**Material provided**:
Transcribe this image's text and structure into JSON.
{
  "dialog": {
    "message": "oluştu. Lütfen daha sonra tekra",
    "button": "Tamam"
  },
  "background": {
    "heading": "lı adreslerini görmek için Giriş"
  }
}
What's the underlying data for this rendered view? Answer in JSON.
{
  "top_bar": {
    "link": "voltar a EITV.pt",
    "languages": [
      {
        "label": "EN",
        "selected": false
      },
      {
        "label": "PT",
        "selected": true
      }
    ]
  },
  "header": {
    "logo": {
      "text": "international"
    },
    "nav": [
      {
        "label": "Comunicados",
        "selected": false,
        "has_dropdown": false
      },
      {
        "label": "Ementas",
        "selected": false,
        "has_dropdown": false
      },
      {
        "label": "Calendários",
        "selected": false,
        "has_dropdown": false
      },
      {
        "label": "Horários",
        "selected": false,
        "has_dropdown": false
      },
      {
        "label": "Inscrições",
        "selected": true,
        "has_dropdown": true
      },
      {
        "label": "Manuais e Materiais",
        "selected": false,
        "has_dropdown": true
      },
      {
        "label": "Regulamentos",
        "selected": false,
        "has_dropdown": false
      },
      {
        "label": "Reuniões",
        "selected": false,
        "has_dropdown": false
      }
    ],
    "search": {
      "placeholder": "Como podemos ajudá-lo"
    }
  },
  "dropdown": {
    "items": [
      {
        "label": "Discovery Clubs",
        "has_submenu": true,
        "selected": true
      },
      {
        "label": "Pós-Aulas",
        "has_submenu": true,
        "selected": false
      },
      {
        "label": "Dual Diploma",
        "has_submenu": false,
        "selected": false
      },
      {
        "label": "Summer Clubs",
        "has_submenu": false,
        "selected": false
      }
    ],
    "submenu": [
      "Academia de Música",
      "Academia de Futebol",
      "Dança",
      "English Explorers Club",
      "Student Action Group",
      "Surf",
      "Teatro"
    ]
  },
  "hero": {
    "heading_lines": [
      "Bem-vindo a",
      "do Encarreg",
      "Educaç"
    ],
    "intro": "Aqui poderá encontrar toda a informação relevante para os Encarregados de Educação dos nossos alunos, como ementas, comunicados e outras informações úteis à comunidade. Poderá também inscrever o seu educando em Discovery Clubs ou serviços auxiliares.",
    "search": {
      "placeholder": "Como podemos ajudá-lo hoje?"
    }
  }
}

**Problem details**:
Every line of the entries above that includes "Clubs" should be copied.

**Exercise result**:
        "label": "Discovery Clubs",
        "label": "Summer Clubs",
    "intro": "Aqui poderá encontrar toda a informação relevante para os Encarregados de Educação dos nossos alunos, como ementas, comunicados e outras informações úteis à comunidade. Poderá também inscrever o seu educando em Discovery Clubs ou serviços auxiliares.",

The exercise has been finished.